The U.S. university system is characterized by frequent homework assignments, exams, and papers. Typically students will attend between 12-15 hours of class per week. You will be assigned readings or assignments after almost every class you attend. It is very important that you keep up with all of your work on a daily and weekly basis, since your grade will be an accumulation of all the work that you've completed over the semester. While some higher education systems expect students to pass one major exam at the end of the semester, the expectations in the U.S. system are spread out across an entire semester.

Plagiarism is the use of another's words or ideas without acknowledgement of their source. Although in some cultures incorporating the words of revered scholars is an important part of the style of academic wring, it is not acceptable in the United States; indeed, it is considered a serious offense. The consequences of proven or even suspected plagiarism can be severe (for example, a failing grade or expulsion from class or the university). Borrowed words and ideas must always be clearly documented. If you expect to experience writing difficulties, you should get help as soon as possible.

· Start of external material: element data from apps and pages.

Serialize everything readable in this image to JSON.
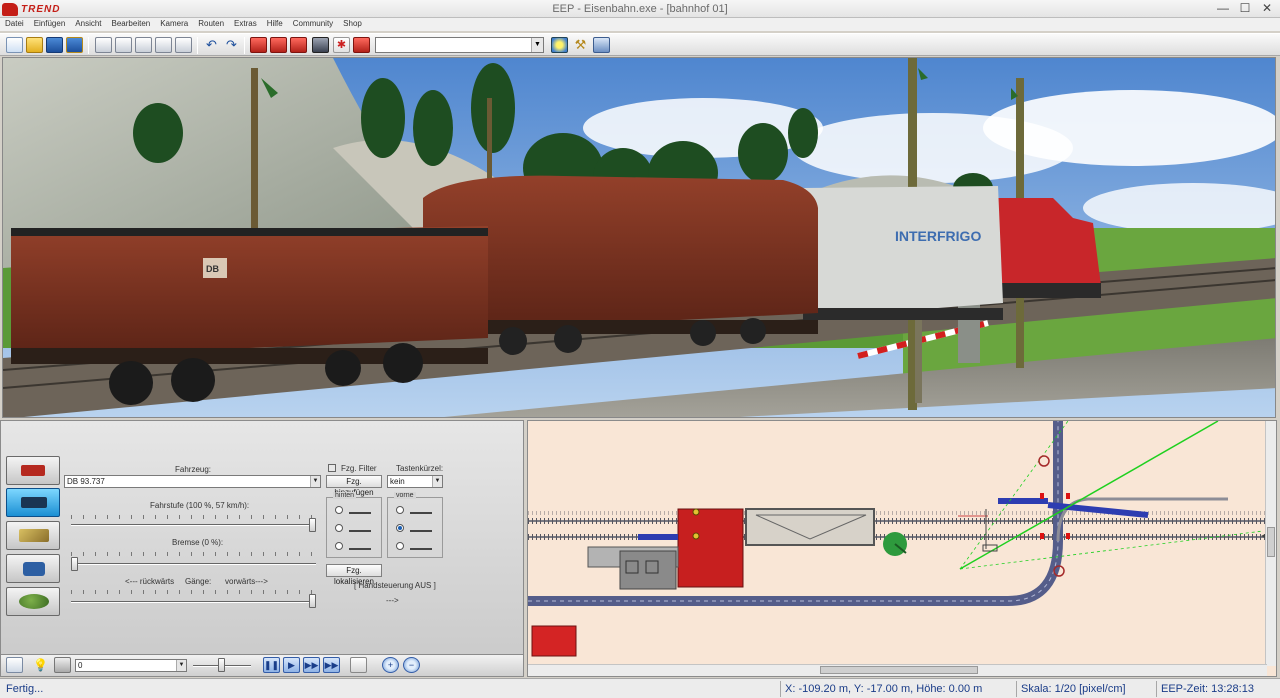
{
  "app": {
    "logo_text": "TREND",
    "window_title": "EEP - Eisenbahn.exe - [bahnhof 01]",
    "window_controls": [
      "—",
      "☐",
      "✕"
    ]
  },
  "menu": [
    "Datei",
    "Einfügen",
    "Ansicht",
    "Bearbeiten",
    "Kamera",
    "Routen",
    "Extras",
    "Hilfe",
    "Community",
    "Shop"
  ],
  "toolbar": {
    "icons": [
      "new-file-icon",
      "open-folder-icon",
      "save-icon",
      "save-as-icon",
      "copy-icon",
      "paste-icon",
      "cut-icon",
      "layers-icon",
      "export-icon",
      "undo-icon",
      "redo-icon",
      "train-red-icon",
      "train-red2-icon",
      "train-red3-icon",
      "locomotive-icon",
      "signal-icon",
      "train-settings-icon",
      "weather-icon",
      "tools-icon",
      "building-icon"
    ],
    "combo_value": ""
  },
  "scene": {
    "wagon_text_interfrigo": "INTERFRIGO",
    "wagon_badge": "DB",
    "colors": {
      "sky": "#8fb7e4",
      "grass": "#5b9a37",
      "wagon_red": "#8b2a1d",
      "loco_red": "#c8262a"
    }
  },
  "control_panel": {
    "mode_buttons": [
      "train-icon",
      "locomotive-mode-icon",
      "crane-icon",
      "camera-icon",
      "tree-icon"
    ],
    "fahrzeug_label": "Fahrzeug:",
    "fahrzeug_value": "DB 93.737",
    "fzg_filter_label": "Fzg. Filter",
    "tastenkuerzel_label": "Tastenkürzel:",
    "tastenkuerzel_value": "kein",
    "fzg_hinzufuegen": "Fzg. hinzufügen",
    "fahrstufe_label": "Fahrstufe (100 %, 57 km/h):",
    "fahrstufe_fraction": 1.0,
    "bremse_label": "Bremse (0 %):",
    "bremse_fraction": 0.0,
    "hinten_label": "hinten",
    "vorne_label": "vorne",
    "rueckwaerts_label": "<--- rückwärts",
    "gaenge_label": "Gänge:",
    "vorwaerts_label": "vorwärts--->",
    "direction_fraction": 1.0,
    "fzg_lokalisieren": "Fzg. lokalisieren",
    "handsteuerung": "[ Handsteuerung AUS ]",
    "arrow_text": "--->"
  },
  "bottom_left": {
    "speed_combo_value": "0"
  },
  "statusbar": {
    "ready": "Fertig...",
    "coords": "X: -109.20 m, Y: -17.00 m, Höhe: 0.00 m",
    "scale": "Skala: 1/20 [pixel/cm]",
    "time": "EEP-Zeit: 13:28:13"
  }
}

An important distinction exists between group work and individual work. In general, papers, homework assignments, quizzes, and tests should be done individually, and evidence (or even suspicion) of collaboration can result in a failing grade for the work or expulsion from the class or institution. Studying with others is a good idea, but before you collaborate with others on homework, papers, or tests, make sure the professor has specifically authorized such collaboration.

The ability to use computers is essential to success in a U.S. college or university today. Most U.S. professors do not accept handwritten papers (except exams). U.S. students typically write their papers on computers, which are usually available for student use in the library or computing center, and possibly in residence halls or other locations.

English as a Degree Requirement
At most universities and colleges in the United States, undergraduate students--American and international--must successfully complete a series of writing or composition courses offered through the institution's Department of English. Moreover, at most institutions this requirement must be completed before a student is permitted to take upper-level courses. Many schools offer sections of these lower-level composition courses specifically designed for foreign students. Because these courses are taught by instructors who are trained and experienced in teaching English to foreign students, they tend to be particularly helpful. Before you enroll in an English-composition course, check with the Department of English or your adviser to make sure you are enrolling in the appropriate section. Some colleges and universities have a writing center or tutorial center from which foreign students can obtain help with their writing. At such a center you have the opportunity to work with an individual tutor on writing assignments form your courses. Short programs such as seminars or workshops on graduate-level writing are also available at most colleges and universities. Though not always designed specifically for foreign students, these programs can be very useful. The personal attention you receive in tutorial programs can be more beneficial than standard writing courses. Finally, some colleges and universities offer courses designed to help foreign graduate students prepare to write their theses or dissertations.

Foreign students sometimes find that their U.S. classmates are preoccupied with grades. This can be explained partly by the spirit of individual competition that is fostered and supported by American society. It is also a pragmatic matter, as grades are an important factor in gaining admission to graduate school or getting a job after graduation. The basis for grading in each course will be determined by the professor. The weight given to exams, papers, class participation, and other factors will be clearly specified at the beginning of the term.

(This section was excerpted from the NAFSA: Association of International Educators International Student Handbook)